*What the exercise asks:*
Return each line of the listing that follows in which the string "bbbb" can be found.

[Data for this task — start]

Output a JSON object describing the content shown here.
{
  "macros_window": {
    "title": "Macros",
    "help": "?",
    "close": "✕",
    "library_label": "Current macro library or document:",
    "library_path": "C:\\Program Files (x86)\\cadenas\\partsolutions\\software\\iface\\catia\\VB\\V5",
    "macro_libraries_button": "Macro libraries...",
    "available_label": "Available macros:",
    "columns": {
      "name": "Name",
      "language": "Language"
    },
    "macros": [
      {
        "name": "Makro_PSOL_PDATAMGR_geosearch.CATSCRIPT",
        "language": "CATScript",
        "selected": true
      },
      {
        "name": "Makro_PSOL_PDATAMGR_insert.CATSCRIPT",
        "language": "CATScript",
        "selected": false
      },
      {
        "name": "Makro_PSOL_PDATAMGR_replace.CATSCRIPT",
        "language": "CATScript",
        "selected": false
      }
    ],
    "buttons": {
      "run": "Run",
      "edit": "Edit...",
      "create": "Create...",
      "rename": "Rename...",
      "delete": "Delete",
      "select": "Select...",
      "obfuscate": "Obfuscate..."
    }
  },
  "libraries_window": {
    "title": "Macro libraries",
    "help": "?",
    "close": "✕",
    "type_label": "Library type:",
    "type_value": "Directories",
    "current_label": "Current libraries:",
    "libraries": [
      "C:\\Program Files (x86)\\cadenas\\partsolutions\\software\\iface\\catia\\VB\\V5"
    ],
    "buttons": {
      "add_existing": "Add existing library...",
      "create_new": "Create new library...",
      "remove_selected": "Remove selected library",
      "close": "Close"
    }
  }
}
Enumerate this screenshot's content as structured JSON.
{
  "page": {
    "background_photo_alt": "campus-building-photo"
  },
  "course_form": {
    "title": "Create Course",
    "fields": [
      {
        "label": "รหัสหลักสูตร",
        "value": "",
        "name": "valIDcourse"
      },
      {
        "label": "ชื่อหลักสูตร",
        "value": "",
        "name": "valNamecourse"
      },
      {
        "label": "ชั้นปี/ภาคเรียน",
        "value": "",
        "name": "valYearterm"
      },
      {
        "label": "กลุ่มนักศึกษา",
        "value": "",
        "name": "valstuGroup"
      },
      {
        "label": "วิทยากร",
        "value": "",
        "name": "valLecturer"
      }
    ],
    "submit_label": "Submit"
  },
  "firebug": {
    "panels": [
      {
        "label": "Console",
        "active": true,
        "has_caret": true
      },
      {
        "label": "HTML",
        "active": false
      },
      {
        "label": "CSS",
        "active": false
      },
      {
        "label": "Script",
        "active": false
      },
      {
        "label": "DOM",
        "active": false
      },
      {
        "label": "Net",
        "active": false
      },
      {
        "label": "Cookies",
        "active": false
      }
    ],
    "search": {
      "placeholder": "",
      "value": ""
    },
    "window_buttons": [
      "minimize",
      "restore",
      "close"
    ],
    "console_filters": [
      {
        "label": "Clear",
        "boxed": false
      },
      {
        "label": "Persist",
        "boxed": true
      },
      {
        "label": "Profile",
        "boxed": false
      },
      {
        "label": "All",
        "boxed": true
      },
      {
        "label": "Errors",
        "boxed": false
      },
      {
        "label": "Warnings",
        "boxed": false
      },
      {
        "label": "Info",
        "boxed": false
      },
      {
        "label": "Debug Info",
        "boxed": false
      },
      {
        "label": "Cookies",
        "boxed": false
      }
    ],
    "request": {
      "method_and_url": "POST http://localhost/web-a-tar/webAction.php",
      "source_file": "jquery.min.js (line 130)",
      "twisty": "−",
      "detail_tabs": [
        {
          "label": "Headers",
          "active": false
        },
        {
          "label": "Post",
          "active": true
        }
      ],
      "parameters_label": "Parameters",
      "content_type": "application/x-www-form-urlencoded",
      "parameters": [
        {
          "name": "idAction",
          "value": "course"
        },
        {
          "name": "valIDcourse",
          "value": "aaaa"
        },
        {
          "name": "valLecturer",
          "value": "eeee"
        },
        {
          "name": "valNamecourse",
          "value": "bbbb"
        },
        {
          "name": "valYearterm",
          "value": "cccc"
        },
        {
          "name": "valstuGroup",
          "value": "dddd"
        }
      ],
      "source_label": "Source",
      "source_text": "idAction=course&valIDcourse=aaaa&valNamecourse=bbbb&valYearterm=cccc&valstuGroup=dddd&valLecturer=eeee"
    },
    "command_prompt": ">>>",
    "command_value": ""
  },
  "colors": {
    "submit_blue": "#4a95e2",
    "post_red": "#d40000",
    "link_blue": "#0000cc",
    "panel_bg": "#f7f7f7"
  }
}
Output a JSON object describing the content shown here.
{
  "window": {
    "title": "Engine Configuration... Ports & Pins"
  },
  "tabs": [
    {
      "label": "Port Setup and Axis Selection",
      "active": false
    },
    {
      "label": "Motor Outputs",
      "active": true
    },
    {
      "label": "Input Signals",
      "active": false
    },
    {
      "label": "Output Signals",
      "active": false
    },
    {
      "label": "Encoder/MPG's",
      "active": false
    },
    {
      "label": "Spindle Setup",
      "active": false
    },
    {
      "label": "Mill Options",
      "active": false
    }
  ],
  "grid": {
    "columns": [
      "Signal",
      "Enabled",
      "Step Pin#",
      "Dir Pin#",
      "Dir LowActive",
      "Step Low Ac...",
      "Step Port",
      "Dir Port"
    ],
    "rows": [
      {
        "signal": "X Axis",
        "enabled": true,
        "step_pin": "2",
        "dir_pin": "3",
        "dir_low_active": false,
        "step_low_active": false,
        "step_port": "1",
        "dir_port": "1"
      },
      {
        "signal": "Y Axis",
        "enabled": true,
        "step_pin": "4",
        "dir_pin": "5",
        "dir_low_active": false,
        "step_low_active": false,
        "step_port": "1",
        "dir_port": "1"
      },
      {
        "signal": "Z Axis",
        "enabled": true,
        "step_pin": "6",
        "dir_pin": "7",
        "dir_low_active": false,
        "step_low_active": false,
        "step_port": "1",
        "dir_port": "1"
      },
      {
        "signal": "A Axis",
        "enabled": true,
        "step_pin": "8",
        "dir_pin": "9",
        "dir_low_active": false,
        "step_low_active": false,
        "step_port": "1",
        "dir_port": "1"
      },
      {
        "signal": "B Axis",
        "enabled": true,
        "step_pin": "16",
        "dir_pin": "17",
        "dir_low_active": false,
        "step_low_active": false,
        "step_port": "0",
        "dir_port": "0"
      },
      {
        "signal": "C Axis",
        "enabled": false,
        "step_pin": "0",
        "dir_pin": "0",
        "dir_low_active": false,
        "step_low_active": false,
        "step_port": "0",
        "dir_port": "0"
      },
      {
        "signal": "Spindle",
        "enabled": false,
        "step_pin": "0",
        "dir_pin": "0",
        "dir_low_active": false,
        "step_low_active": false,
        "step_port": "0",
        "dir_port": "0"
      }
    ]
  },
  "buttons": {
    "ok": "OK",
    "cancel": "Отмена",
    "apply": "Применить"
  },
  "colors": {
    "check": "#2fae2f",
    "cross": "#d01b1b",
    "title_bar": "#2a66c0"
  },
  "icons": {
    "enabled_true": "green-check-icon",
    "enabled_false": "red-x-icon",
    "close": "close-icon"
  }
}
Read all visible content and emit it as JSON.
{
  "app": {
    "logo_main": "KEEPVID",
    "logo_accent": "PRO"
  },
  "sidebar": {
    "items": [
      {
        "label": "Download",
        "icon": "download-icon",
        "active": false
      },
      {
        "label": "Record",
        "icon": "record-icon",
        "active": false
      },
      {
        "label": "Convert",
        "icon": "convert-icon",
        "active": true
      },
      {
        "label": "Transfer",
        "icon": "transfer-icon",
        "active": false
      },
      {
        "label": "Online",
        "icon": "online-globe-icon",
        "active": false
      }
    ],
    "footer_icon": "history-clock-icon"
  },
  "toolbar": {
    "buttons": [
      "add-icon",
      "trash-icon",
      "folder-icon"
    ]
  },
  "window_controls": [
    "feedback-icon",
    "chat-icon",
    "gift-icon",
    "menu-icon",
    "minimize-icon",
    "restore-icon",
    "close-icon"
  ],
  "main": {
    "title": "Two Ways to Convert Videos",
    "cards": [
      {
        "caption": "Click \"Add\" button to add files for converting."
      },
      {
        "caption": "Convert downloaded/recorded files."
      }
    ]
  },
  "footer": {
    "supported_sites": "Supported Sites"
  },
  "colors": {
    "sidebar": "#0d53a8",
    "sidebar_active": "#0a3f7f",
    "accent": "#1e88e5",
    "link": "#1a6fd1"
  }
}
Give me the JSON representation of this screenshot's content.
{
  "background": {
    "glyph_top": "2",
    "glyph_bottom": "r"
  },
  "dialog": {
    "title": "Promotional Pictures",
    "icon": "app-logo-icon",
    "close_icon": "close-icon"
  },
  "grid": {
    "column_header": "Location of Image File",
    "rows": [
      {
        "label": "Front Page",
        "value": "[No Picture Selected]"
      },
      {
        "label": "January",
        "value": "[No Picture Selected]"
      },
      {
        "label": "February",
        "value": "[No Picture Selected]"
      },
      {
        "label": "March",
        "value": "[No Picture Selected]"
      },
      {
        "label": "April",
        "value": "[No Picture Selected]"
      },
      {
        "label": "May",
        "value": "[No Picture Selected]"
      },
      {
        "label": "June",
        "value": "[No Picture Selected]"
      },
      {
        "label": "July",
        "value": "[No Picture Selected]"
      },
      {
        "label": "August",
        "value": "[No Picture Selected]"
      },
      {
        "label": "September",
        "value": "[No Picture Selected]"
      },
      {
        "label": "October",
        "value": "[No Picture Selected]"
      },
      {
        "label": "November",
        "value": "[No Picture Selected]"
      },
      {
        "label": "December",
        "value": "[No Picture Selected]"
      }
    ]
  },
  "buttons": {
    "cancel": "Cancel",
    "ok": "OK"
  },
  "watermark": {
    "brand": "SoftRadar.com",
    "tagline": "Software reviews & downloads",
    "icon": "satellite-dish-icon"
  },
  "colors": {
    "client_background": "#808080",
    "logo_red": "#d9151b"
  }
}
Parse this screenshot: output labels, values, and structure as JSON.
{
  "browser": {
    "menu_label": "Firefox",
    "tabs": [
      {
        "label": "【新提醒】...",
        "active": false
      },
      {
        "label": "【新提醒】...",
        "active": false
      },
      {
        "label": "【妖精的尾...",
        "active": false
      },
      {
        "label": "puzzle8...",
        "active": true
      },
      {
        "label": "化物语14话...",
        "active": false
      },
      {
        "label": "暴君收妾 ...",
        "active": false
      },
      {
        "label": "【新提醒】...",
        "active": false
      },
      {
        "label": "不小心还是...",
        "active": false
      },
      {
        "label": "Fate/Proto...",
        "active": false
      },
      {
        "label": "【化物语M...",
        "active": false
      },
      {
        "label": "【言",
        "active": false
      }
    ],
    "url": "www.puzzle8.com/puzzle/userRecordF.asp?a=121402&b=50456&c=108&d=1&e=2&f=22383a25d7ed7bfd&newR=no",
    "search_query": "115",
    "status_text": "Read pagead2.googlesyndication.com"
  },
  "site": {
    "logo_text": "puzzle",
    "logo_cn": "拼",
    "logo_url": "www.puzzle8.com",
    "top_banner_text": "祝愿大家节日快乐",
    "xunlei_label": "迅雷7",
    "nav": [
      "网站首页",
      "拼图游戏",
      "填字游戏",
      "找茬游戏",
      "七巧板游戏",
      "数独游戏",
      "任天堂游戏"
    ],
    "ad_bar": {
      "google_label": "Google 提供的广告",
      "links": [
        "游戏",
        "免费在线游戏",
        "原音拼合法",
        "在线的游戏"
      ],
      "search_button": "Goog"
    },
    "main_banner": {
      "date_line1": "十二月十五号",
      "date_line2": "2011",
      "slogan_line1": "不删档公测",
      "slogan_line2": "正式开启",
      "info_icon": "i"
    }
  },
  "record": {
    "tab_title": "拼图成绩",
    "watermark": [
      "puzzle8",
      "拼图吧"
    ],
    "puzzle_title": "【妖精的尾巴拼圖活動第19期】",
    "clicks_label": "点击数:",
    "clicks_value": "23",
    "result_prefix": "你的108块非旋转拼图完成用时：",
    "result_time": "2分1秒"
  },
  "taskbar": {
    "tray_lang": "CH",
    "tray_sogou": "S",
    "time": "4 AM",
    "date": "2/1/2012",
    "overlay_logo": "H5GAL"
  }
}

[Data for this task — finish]

*Response to the exercise:*
          "value": "bbbb"
      "source_text": "idAction=course&valIDcourse=aaaa&valNamecourse=bbbb&valYearterm=cccc&valstuGroup=dddd&valLecturer=eeee"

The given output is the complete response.